Dataset rows for apps and sites:
▬▬▬▬▬▬▬▬▬▬
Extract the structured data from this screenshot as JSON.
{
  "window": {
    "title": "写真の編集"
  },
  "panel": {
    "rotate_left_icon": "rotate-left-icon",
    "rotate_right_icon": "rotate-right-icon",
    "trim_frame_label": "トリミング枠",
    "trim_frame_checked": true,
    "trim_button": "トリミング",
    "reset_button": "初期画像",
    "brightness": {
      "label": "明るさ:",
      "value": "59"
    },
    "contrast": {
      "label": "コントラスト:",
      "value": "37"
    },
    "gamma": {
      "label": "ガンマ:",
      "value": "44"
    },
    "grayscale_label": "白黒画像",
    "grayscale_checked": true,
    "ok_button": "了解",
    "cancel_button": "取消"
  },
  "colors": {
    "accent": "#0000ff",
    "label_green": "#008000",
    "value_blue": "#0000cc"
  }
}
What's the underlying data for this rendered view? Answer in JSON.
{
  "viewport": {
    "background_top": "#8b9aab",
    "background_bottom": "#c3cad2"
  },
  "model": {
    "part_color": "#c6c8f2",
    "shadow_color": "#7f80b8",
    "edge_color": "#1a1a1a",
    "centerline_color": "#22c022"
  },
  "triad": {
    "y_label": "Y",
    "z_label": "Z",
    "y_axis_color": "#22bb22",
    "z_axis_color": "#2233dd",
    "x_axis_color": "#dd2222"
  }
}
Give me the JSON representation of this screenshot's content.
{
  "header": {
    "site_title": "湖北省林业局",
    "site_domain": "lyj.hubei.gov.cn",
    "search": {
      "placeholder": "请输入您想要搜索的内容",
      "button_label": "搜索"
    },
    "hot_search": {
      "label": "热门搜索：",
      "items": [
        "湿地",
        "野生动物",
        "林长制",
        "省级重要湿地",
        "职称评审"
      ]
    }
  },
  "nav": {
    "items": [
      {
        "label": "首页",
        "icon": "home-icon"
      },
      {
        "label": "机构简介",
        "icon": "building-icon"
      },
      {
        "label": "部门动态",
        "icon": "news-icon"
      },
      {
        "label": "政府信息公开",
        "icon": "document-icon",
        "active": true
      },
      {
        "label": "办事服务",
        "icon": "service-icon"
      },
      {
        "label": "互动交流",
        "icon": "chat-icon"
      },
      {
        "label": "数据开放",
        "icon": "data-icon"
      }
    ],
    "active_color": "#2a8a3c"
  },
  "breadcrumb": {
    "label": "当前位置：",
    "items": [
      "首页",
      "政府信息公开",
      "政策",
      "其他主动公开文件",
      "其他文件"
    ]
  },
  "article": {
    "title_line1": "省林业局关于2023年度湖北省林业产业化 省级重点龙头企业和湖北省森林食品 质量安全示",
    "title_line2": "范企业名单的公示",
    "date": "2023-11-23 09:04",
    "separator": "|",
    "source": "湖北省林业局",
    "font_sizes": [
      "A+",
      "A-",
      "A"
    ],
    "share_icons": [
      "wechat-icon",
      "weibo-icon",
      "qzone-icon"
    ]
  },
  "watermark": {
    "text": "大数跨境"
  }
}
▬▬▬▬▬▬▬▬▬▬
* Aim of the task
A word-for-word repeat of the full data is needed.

* Output below
Extract the structured data from this screenshot as JSON.
{
  "window": {
    "title": "写真の編集"
  },
  "panel": {
    "rotate_left_icon": "rotate-left-icon",
    "rotate_right_icon": "rotate-right-icon",
    "trim_frame_label": "トリミング枠",
    "trim_frame_checked": true,
    "trim_button": "トリミング",
    "reset_button": "初期画像",
    "brightness": {
      "label": "明るさ:",
      "value": "59"
    },
    "contrast": {
      "label": "コントラスト:",
      "value": "37"
    },
    "gamma": {
      "label": "ガンマ:",
      "value": "44"
    },
    "grayscale_label": "白黒画像",
    "grayscale_checked": true,
    "ok_button": "了解",
    "cancel_button": "取消"
  },
  "colors": {
    "accent": "#0000ff",
    "label_green": "#008000",
    "value_blue": "#0000cc"
  }
}
What's the underlying data for this rendered view? Answer in JSON.
{
  "viewport": {
    "background_top": "#8b9aab",
    "background_bottom": "#c3cad2"
  },
  "model": {
    "part_color": "#c6c8f2",
    "shadow_color": "#7f80b8",
    "edge_color": "#1a1a1a",
    "centerline_color": "#22c022"
  },
  "triad": {
    "y_label": "Y",
    "z_label": "Z",
    "y_axis_color": "#22bb22",
    "z_axis_color": "#2233dd",
    "x_axis_color": "#dd2222"
  }
}
Give me the JSON representation of this screenshot's content.
{
  "header": {
    "site_title": "湖北省林业局",
    "site_domain": "lyj.hubei.gov.cn",
    "search": {
      "placeholder": "请输入您想要搜索的内容",
      "button_label": "搜索"
    },
    "hot_search": {
      "label": "热门搜索：",
      "items": [
        "湿地",
        "野生动物",
        "林长制",
        "省级重要湿地",
        "职称评审"
      ]
    }
  },
  "nav": {
    "items": [
      {
        "label": "首页",
        "icon": "home-icon"
      },
      {
        "label": "机构简介",
        "icon": "building-icon"
      },
      {
        "label": "部门动态",
        "icon": "news-icon"
      },
      {
        "label": "政府信息公开",
        "icon": "document-icon",
        "active": true
      },
      {
        "label": "办事服务",
        "icon": "service-icon"
      },
      {
        "label": "互动交流",
        "icon": "chat-icon"
      },
      {
        "label": "数据开放",
        "icon": "data-icon"
      }
    ],
    "active_color": "#2a8a3c"
  },
  "breadcrumb": {
    "label": "当前位置：",
    "items": [
      "首页",
      "政府信息公开",
      "政策",
      "其他主动公开文件",
      "其他文件"
    ]
  },
  "article": {
    "title_line1": "省林业局关于2023年度湖北省林业产业化 省级重点龙头企业和湖北省森林食品 质量安全示",
    "title_line2": "范企业名单的公示",
    "date": "2023-11-23 09:04",
    "separator": "|",
    "source": "湖北省林业局",
    "font_sizes": [
      "A+",
      "A-",
      "A"
    ],
    "share_icons": [
      "wechat-icon",
      "weibo-icon",
      "qzone-icon"
    ]
  },
  "watermark": {
    "text": "大数跨境"
  }
}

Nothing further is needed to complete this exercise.